- Some smaller nits to pick (that could evolve into symptoms of systemic disorder): Two stories by John Hickey, the Mariners beat writer, appear to have been copied and pasted and posted with formatting, rendering them big globs of type. Worse, no one on the staff seems to have noticed — or cared. Photographer Grant Haller has a nice shot of a skateboarder at KeyArena, but the white balance appears off on a shot of Sounders FC soccer players.
Most critically, both the PostGlobe and “new” PI.com are repeating the error that is killing the newspaper industry. That is, trying to be everything to everybody and, in the process, being nothing to too many people. If I were in either’s shoes, I’d have picked an area on which to focus; the Web is, after all, a destination (and therefore niche) platform. Two of the old P-I’s best business writers, John Cook and Todd Bishop already have brilliantly captured and nailed down technology at Tech Flash and shrewdly aligned it with the Puget Sound Business Journal.
What should have been left to the PostGlobe or PI.com are local politics, watchdog functions, sports or arts and culture. Pick one. And, as I have been advocating for years, they both need to start charging for their niche content.
For reasons likely relating to the introduction of this post, a group of former P-I editors and a few high-profile investigative reporters broke off to hawk a regionalized, long-form and possibly non-profit approach. That left the group of reporters seeking to do something else without the usual support system in place. Much of the backstory of the PostGlobe was reported by Chuck Taylor, a former Seattle Times staff, The Weekly managing editor and founding editor of Crosscut.com. As he reports in the post, Taylor once was advising the group for free, but no longer is associated with the project, which is a shame, given his news (and new media) management background.
After making the rounds, the PostGlobe got KCTS, a PBS affiliate eager to get onto the Web in some more meaningful way, and The Seattle Weekly to agree to partnerships. Both contribute to revenue-generation (KCTS kicks in office space), and have modules on PostGlobe.org, but their most important roles are providing the new venture some legitimacy — credibility by association, if it were.
What neither offer is a key missing ingredient — the leadership, planning and vision a hierarchy of editors would provide. When I became an editor, after first being a writer and reporter, I came to better understand what people meant when they described a publication or Web site as well- or tightly edited. More than making sure the grammar or spelling is correct, editors ensure a sense of order that, maybe more sublimely than overt, feed into a reader’s sense of trust.
When a group of former Newark Star-Ledger staffers embarked on NewJerseyNewsroom.com, they included editors in their ranks. They employed a CMS for their site; I’d paid to have one modified but now companies such as JoomlArt offer templated versions, ready made for media ventures. Though I disagree with their generalized approach to newsgathering and presentation, their product is clean, orderly, well-presented and thought-out — very New York Times-like.

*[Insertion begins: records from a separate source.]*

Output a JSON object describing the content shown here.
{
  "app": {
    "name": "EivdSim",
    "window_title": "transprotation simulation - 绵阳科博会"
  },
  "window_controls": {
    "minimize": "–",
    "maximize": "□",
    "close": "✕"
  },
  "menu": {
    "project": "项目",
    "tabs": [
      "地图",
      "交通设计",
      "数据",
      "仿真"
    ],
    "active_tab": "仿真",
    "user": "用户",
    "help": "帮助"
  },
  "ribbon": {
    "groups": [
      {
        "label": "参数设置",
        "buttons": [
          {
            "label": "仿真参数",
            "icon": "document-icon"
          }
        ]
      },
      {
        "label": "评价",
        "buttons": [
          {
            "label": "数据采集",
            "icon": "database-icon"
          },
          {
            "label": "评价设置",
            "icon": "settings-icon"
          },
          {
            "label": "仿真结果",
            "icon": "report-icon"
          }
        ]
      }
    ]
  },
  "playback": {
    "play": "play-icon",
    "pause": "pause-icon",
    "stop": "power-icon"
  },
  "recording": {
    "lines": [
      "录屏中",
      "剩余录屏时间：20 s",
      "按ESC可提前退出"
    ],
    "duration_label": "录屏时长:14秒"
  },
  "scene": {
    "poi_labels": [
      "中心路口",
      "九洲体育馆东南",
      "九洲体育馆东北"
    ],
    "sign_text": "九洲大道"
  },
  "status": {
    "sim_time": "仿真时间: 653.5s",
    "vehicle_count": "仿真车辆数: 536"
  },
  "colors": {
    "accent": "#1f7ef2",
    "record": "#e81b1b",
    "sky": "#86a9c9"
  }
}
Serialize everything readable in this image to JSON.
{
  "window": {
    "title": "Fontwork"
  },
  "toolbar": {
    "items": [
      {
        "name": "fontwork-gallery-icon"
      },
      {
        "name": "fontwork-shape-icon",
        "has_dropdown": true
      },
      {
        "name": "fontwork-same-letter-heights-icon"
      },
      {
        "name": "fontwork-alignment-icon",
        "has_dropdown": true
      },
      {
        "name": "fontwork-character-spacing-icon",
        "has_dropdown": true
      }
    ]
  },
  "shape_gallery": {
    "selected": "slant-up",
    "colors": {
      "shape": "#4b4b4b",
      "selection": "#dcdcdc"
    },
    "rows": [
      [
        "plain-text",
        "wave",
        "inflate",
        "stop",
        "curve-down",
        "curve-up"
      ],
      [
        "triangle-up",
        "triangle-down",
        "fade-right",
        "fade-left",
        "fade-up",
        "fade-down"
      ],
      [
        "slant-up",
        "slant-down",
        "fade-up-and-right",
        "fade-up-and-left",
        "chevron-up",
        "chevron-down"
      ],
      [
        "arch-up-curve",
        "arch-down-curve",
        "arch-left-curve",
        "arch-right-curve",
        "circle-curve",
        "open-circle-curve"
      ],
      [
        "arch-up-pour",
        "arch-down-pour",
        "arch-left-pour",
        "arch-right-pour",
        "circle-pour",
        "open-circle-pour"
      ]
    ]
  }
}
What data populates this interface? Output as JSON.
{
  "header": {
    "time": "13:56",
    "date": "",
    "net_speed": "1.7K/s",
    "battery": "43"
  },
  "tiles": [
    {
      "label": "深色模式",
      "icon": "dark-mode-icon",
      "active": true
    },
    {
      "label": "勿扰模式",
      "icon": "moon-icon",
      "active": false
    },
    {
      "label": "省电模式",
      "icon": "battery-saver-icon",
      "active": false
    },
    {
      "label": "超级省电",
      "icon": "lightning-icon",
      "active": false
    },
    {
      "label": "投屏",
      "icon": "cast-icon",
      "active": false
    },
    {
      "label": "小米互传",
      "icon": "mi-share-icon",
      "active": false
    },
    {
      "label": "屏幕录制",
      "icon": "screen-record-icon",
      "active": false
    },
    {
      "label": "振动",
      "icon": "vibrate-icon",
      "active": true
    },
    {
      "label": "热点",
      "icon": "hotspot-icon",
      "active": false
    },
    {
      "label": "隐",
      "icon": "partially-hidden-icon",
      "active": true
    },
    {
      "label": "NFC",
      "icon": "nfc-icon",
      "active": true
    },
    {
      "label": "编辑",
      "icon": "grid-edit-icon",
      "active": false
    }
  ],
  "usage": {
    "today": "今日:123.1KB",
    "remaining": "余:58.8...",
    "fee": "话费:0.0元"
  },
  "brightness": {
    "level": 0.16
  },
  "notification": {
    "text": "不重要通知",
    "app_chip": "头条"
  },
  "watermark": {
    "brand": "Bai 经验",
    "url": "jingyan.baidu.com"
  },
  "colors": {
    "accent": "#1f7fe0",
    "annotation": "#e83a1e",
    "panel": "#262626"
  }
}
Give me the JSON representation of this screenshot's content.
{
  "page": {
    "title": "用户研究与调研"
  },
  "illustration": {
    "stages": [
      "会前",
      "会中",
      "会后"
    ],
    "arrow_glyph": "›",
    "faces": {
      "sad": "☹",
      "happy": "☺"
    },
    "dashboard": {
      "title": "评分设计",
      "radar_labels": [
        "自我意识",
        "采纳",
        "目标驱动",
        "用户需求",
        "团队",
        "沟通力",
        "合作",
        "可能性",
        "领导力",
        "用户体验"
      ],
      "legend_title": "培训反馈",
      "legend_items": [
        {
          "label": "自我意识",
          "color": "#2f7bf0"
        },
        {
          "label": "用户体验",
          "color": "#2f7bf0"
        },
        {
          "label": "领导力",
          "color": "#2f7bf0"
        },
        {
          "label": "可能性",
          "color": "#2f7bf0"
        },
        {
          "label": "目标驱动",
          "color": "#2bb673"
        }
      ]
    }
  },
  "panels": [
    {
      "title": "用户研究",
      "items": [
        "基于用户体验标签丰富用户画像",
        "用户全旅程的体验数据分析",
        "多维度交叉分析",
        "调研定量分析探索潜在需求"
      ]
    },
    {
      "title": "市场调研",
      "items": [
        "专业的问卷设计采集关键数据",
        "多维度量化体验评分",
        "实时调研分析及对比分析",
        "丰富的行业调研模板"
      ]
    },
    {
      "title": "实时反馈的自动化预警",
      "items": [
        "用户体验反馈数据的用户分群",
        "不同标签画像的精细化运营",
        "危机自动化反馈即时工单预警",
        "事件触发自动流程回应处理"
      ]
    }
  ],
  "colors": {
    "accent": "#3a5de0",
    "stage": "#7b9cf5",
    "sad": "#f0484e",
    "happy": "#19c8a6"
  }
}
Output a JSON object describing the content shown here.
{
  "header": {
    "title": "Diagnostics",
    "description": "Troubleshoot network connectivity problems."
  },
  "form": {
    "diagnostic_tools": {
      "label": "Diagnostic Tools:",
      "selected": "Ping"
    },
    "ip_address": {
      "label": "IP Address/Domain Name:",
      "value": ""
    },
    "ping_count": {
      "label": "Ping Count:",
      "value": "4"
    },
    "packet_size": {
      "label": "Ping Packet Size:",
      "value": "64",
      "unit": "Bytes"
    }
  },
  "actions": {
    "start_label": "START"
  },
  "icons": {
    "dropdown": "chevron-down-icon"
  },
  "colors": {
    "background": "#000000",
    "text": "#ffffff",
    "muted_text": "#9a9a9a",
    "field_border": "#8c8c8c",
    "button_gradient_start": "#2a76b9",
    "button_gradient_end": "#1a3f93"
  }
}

Sadly, nothing similar can be said about the PostGlobe. As if presaging this development, self-described “I guess I’m the publisher,” Kery Murakami, a former P-I and Seattle Times staffer, told the Times, “I hope people don’t expect this to be the Seattle Post-Intelligencer on our first day.” An editor would not have had anything to do with such a statement. She or he would have understood that unveiling a flawed product for sale would have been a prescription for failure.